“A lot of people wanna get involved in the cartels and that. Honestly, there are a lot of people who will look up to me.”
Laura Bush at Texas Book Festival, last week. Yes – books.
Daylife/AP Photo used by permission
Former first lady Laura Bush praised the performance of her husband’s successor, breaking with many Republicans in telling CNN that she thinks President Obama is doing a good job under tough circumstances.
She also criticized Washington’s sharp political divide during an interview covering a range of topics including her thoughts on first lady Michelle Obama, former Vice President Dick Cheney, the situation in Afghanistan and Myanmar, and life after eight tumultuous years in the White House.
Bush sat down with CNN on Monday during a United Nations meeting in Paris, France, where she was promoting global literacy, a cause she trumpeted during her husband’s administration.

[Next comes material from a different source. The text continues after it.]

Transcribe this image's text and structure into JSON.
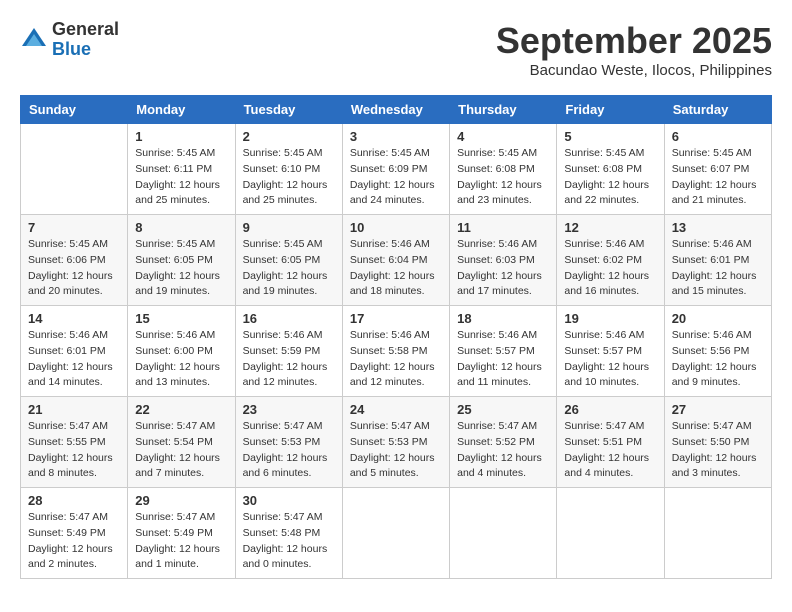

The typically reserved former first lady defended Obama’s decision to deliver a back-to-school speech to students, putting her at odds with many conservatives afraid that the president will use the opportunity to advance his political agenda…
“I think there is a place for the president … to talk to schoolchildren and encourage” them, she said. Parents should follow his example and “encourage their own children to stay in school and to study hard and to try to achieve the dream that they have.”
Bush indicated that she didn’t think it was fair for Obama to be labeled a “socialist” by critics and expressed her disappointment with the intensely polarized nature of contemporary American politics.
RTFA. Interesting stuff – pleasing to see that she’s keeping on with her support for literacy programs.
Texas Republicans will probably send some teabaggers by to picket her next local appearance.
And here’s the text of President Obama’s speech.
A baseball game intended to help young men avoid violence in the streets ended abruptly Sunday afternoon when one of the players opened fire on his coach at a park in Chicago’s Roseland neighborhood…
The coach, Glynn Hall, 44, was taken to Advocate Christ Medical Center in Oak Lawn, where he was treated for multiple gunshot wounds. His condition had been upgraded to fair by Sunday evening…
The shooting happened during the second game of the day for the Cardinals after the gunman became upset with Hall for pulling him from the game…
The player retrieved a semiautomatic handgun, returned to the field and chased after the coach, firing repeatedly. At one point, the player stopped to reload his gun, said the captain.
Hall appeared to have been hit twice, in an arm and in the back, the captain said. When Hall fell to ground, it appeared the player wanted to continue firing at him, but he had run out of bullets, the captain said.
The Cardinals are part of the National Adult Baseball Association’s Chicago Community League, a league for young adults to keep them out of trouble.
Helluva mission statement. Not, uh, exactly having a boatload of success.